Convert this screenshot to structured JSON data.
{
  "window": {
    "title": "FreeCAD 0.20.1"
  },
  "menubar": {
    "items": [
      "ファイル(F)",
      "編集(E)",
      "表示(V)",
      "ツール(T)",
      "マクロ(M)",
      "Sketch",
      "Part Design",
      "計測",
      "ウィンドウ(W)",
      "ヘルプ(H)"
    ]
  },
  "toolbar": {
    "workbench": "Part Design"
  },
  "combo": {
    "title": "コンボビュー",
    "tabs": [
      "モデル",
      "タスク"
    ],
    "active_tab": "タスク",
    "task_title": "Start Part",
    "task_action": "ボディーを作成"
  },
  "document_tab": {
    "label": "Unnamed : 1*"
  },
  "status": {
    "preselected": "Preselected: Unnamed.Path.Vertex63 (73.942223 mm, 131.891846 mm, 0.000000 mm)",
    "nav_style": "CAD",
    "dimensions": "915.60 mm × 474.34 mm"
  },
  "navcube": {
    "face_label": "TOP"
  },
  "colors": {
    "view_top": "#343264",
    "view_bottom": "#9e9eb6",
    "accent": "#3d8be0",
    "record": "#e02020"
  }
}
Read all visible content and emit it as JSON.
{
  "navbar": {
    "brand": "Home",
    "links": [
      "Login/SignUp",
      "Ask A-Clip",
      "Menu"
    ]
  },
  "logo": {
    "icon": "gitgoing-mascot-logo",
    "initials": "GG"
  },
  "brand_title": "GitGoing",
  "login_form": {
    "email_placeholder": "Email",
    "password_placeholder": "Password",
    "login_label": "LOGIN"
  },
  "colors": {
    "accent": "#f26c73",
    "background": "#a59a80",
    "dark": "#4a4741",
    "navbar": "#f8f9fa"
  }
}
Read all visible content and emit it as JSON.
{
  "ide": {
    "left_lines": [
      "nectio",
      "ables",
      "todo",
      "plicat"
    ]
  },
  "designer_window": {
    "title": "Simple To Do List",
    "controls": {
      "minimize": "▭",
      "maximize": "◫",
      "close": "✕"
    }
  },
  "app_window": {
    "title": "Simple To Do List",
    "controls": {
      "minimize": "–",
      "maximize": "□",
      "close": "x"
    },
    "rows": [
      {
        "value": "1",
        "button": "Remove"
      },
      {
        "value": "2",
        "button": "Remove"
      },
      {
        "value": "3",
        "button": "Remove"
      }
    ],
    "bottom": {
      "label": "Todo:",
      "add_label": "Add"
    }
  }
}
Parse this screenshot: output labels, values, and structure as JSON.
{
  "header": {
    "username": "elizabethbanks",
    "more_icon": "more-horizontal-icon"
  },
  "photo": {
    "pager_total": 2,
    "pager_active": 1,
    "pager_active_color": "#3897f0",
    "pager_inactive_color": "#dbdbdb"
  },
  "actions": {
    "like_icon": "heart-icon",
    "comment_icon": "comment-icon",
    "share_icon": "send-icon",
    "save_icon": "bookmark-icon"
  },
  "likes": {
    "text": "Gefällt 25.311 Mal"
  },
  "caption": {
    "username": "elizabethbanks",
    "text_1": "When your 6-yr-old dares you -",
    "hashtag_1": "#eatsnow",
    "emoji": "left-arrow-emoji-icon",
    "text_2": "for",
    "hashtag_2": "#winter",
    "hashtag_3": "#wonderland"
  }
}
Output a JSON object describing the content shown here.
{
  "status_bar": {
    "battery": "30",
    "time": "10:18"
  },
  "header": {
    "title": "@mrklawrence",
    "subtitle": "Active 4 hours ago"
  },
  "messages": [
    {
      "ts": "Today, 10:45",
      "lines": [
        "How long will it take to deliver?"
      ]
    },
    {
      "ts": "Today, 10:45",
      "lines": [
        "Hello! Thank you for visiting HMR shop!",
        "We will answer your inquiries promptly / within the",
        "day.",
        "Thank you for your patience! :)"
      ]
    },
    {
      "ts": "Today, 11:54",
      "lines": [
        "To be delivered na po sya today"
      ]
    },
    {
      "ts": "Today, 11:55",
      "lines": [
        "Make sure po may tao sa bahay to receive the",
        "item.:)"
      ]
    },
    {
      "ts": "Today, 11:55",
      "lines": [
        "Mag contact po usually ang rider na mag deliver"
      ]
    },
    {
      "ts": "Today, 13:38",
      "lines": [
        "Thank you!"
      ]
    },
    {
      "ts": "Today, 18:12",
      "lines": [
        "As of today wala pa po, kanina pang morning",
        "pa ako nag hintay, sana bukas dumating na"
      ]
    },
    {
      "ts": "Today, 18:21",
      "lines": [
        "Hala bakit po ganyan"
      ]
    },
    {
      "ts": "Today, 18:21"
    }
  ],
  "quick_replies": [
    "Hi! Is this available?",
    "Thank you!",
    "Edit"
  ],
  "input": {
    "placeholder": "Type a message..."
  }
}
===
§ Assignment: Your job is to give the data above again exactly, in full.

§ Reply to the task:
Convert this screenshot to structured JSON data.
{
  "window": {
    "title": "FreeCAD 0.20.1"
  },
  "menubar": {
    "items": [
      "ファイル(F)",
      "編集(E)",
      "表示(V)",
      "ツール(T)",
      "マクロ(M)",
      "Sketch",
      "Part Design",
      "計測",
      "ウィンドウ(W)",
      "ヘルプ(H)"
    ]
  },
  "toolbar": {
    "workbench": "Part Design"
  },
  "combo": {
    "title": "コンボビュー",
    "tabs": [
      "モデル",
      "タスク"
    ],
    "active_tab": "タスク",
    "task_title": "Start Part",
    "task_action": "ボディーを作成"
  },
  "document_tab": {
    "label": "Unnamed : 1*"
  },
  "status": {
    "preselected": "Preselected: Unnamed.Path.Vertex63 (73.942223 mm, 131.891846 mm, 0.000000 mm)",
    "nav_style": "CAD",
    "dimensions": "915.60 mm × 474.34 mm"
  },
  "navcube": {
    "face_label": "TOP"
  },
  "colors": {
    "view_top": "#343264",
    "view_bottom": "#9e9eb6",
    "accent": "#3d8be0",
    "record": "#e02020"
  }
}
Read all visible content and emit it as JSON.
{
  "navbar": {
    "brand": "Home",
    "links": [
      "Login/SignUp",
      "Ask A-Clip",
      "Menu"
    ]
  },
  "logo": {
    "icon": "gitgoing-mascot-logo",
    "initials": "GG"
  },
  "brand_title": "GitGoing",
  "login_form": {
    "email_placeholder": "Email",
    "password_placeholder": "Password",
    "login_label": "LOGIN"
  },
  "colors": {
    "accent": "#f26c73",
    "background": "#a59a80",
    "dark": "#4a4741",
    "navbar": "#f8f9fa"
  }
}
Read all visible content and emit it as JSON.
{
  "ide": {
    "left_lines": [
      "nectio",
      "ables",
      "todo",
      "plicat"
    ]
  },
  "designer_window": {
    "title": "Simple To Do List",
    "controls": {
      "minimize": "▭",
      "maximize": "◫",
      "close": "✕"
    }
  },
  "app_window": {
    "title": "Simple To Do List",
    "controls": {
      "minimize": "–",
      "maximize": "□",
      "close": "x"
    },
    "rows": [
      {
        "value": "1",
        "button": "Remove"
      },
      {
        "value": "2",
        "button": "Remove"
      },
      {
        "value": "3",
        "button": "Remove"
      }
    ],
    "bottom": {
      "label": "Todo:",
      "add_label": "Add"
    }
  }
}
Parse this screenshot: output labels, values, and structure as JSON.
{
  "header": {
    "username": "elizabethbanks",
    "more_icon": "more-horizontal-icon"
  },
  "photo": {
    "pager_total": 2,
    "pager_active": 1,
    "pager_active_color": "#3897f0",
    "pager_inactive_color": "#dbdbdb"
  },
  "actions": {
    "like_icon": "heart-icon",
    "comment_icon": "comment-icon",
    "share_icon": "send-icon",
    "save_icon": "bookmark-icon"
  },
  "likes": {
    "text": "Gefällt 25.311 Mal"
  },
  "caption": {
    "username": "elizabethbanks",
    "text_1": "When your 6-yr-old dares you -",
    "hashtag_1": "#eatsnow",
    "emoji": "left-arrow-emoji-icon",
    "text_2": "for",
    "hashtag_2": "#winter",
    "hashtag_3": "#wonderland"
  }
}
Output a JSON object describing the content shown here.
{
  "status_bar": {
    "battery": "30",
    "time": "10:18"
  },
  "header": {
    "title": "@mrklawrence",
    "subtitle": "Active 4 hours ago"
  },
  "messages": [
    {
      "ts": "Today, 10:45",
      "lines": [
        "How long will it take to deliver?"
      ]
    },
    {
      "ts": "Today, 10:45",
      "lines": [
        "Hello! Thank you for visiting HMR shop!",
        "We will answer your inquiries promptly / within the",
        "day.",
        "Thank you for your patience! :)"
      ]
    },
    {
      "ts": "Today, 11:54",
      "lines": [
        "To be delivered na po sya today"
      ]
    },
    {
      "ts": "Today, 11:55",
      "lines": [
        "Make sure po may tao sa bahay to receive the",
        "item.:)"
      ]
    },
    {
      "ts": "Today, 11:55",
      "lines": [
        "Mag contact po usually ang rider na mag deliver"
      ]
    },
    {
      "ts": "Today, 13:38",
      "lines": [
        "Thank you!"
      ]
    },
    {
      "ts": "Today, 18:12",
      "lines": [
        "As of today wala pa po, kanina pang morning",
        "pa ako nag hintay, sana bukas dumating na"
      ]
    },
    {
      "ts": "Today, 18:21",
      "lines": [
        "Hala bakit po ganyan"
      ]
    },
    {
      "ts": "Today, 18:21"
    }
  ],
  "quick_replies": [
    "Hi! Is this available?",
    "Thank you!",
    "Edit"
  ],
  "input": {
    "placeholder": "Type a message..."
  }
}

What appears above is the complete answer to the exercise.